- Fat retains alcohol, while water helps disperse it. Women have naturally higher levels of body fat and lower levels of body water than men.
“Women who drink excessively also tend to develop addiction and other medical issues more quickly than men. It’s a phenomenon called ‘telescoping’. Women are also faster to experience liver disease and damage to their hearts and nerves.”
Scientists just assumed you could study men and it could apply to women
Many of these gender-based differences in alcohol’s effects on the body weren’t discovered until recent decades.
Almost all clinical studies on alcohol were done entirely on men until the 1990s. This was partly because scientists were encouraged to eliminate as many variables as possible that might influence an experiment’s results – one of which was gender.
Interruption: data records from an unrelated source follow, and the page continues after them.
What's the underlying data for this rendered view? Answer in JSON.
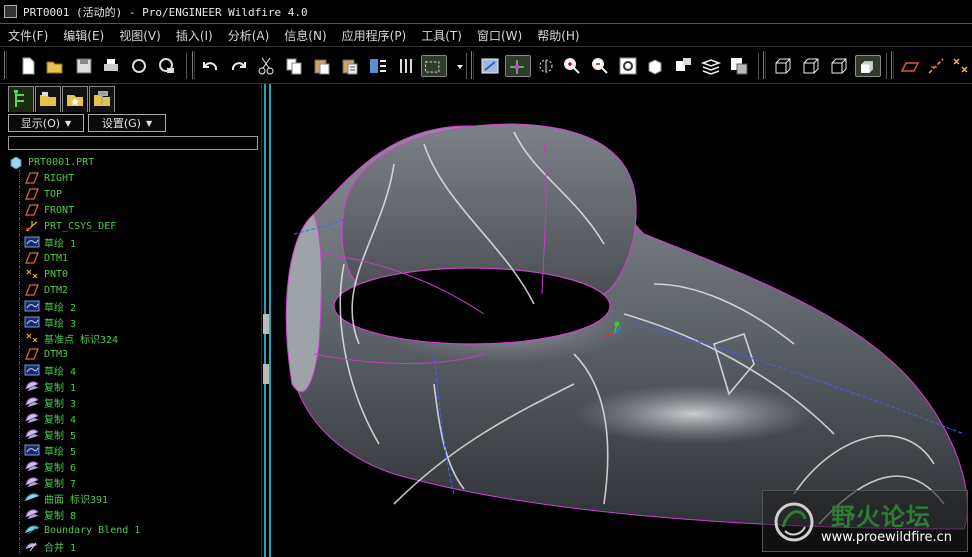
{
  "window": {
    "title": "PRT0001 (活动的) - Pro/ENGINEER Wildfire 4.0"
  },
  "menu": [
    {
      "label": "文件(F)"
    },
    {
      "label": "编辑(E)"
    },
    {
      "label": "视图(V)"
    },
    {
      "label": "插入(I)"
    },
    {
      "label": "分析(A)"
    },
    {
      "label": "信息(N)"
    },
    {
      "label": "应用程序(P)"
    },
    {
      "label": "工具(T)"
    },
    {
      "label": "窗口(W)"
    },
    {
      "label": "帮助(H)"
    }
  ],
  "toolbar_icons": [
    "new-icon",
    "open-icon",
    "save-icon",
    "print-icon",
    "send-icon",
    "send-mail-icon",
    "undo-icon",
    "redo-icon",
    "cut-icon",
    "copy-icon",
    "paste-icon",
    "paste-special-icon",
    "regenerate-icon",
    "regenerate-manager-icon",
    "select-box-icon",
    "repaint-icon",
    "spin-center-icon",
    "orient-icon",
    "zoom-in-icon",
    "zoom-out-icon",
    "refit-icon",
    "saved-view-icon",
    "reorient-icon",
    "view-manager-icon",
    "layers-icon",
    "wireframe-icon",
    "hidden-line-icon",
    "no-hidden-icon",
    "shading-icon",
    "datum-plane-display-icon",
    "datum-axis-display-icon",
    "datum-point-display-icon"
  ],
  "panel": {
    "show_label": "显示(O)",
    "settings_label": "设置(G)",
    "root_label": "PRT0001.PRT",
    "items": [
      {
        "label": "RIGHT",
        "icon": "datum-plane-icon"
      },
      {
        "label": "TOP",
        "icon": "datum-plane-icon"
      },
      {
        "label": "FRONT",
        "icon": "datum-plane-icon"
      },
      {
        "label": "PRT_CSYS_DEF",
        "icon": "csys-icon"
      },
      {
        "label": "草绘 1",
        "icon": "sketch-icon"
      },
      {
        "label": "DTM1",
        "icon": "datum-plane-icon"
      },
      {
        "label": "PNT0",
        "icon": "datum-point-icon"
      },
      {
        "label": "DTM2",
        "icon": "datum-plane-icon"
      },
      {
        "label": "草绘 2",
        "icon": "sketch-icon"
      },
      {
        "label": "草绘 3",
        "icon": "sketch-icon"
      },
      {
        "label": "基准点 标识324",
        "icon": "datum-point-icon"
      },
      {
        "label": "DTM3",
        "icon": "datum-plane-icon"
      },
      {
        "label": "草绘 4",
        "icon": "sketch-icon"
      },
      {
        "label": "复制 1",
        "icon": "copy-feature-icon"
      },
      {
        "label": "复制 3",
        "icon": "copy-feature-icon"
      },
      {
        "label": "复制 4",
        "icon": "copy-feature-icon"
      },
      {
        "label": "复制 5",
        "icon": "copy-feature-icon"
      },
      {
        "label": "草绘 5",
        "icon": "sketch-icon"
      },
      {
        "label": "复制 6",
        "icon": "copy-feature-icon"
      },
      {
        "label": "复制 7",
        "icon": "copy-feature-icon"
      },
      {
        "label": "曲面 标识391",
        "icon": "surface-icon"
      },
      {
        "label": "复制 8",
        "icon": "copy-feature-icon"
      },
      {
        "label": "Boundary Blend 1",
        "icon": "boundary-blend-icon"
      },
      {
        "label": "合并 1",
        "icon": "merge-icon"
      }
    ]
  },
  "watermark": {
    "title": "野火论坛",
    "url": "www.proewildfire.cn"
  },
  "colors": {
    "tree_text": "#4ec94e",
    "surface_edge": "#d040d0",
    "background": "#000000",
    "splitter": "#1fa7b4"
  }
}
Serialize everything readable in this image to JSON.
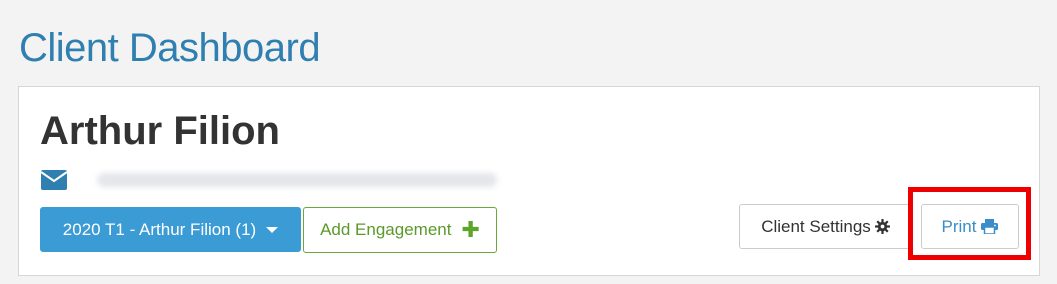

And because alcoholism was assumed to be a mostly male problem, no-one wondered what not studying women and alcoholism might miss.
By the 2000s, brain scans of alcoholics seemed to show that women’s brains are more sensitive to alcohol than men’s. But Marlene Oscar-Berman, an anatomy and neuropsychology professor at Boston University Medical School, has found a twist.
“When her team looked at the brains of long-term drinkers, they noticed that alcoholic men had smaller ‘reward centres’ than their male counterparts. This area of the brain, made up of parts of the limbic system and frontal cortex is tied to motivation; it is key for making decisions and even for basic survival. But in alcoholic women, the reward centers were larger than in the non-alcoholic women – implying that their brains were less damaged than their male counterparts.”
“That blew us out of the water,” Oscar-Berman says. “Our findings are somewhat counter to the general idea that women have been more susceptible to alcohol damage in the brain than men.” Scientists don’t yet understand what might be causing these differences.”
Problem Drinking: Research shows that women’s drinking is tied to quelling emotional pain, while men’s drinking is more linked to social pressure.
Above all, say experts, the days of assuming that the research on men and alcohol can simply be applied to women should be long gone.
(Find out more about how different bodies react to alcohol differently: Why do only some people get blackout drunk?)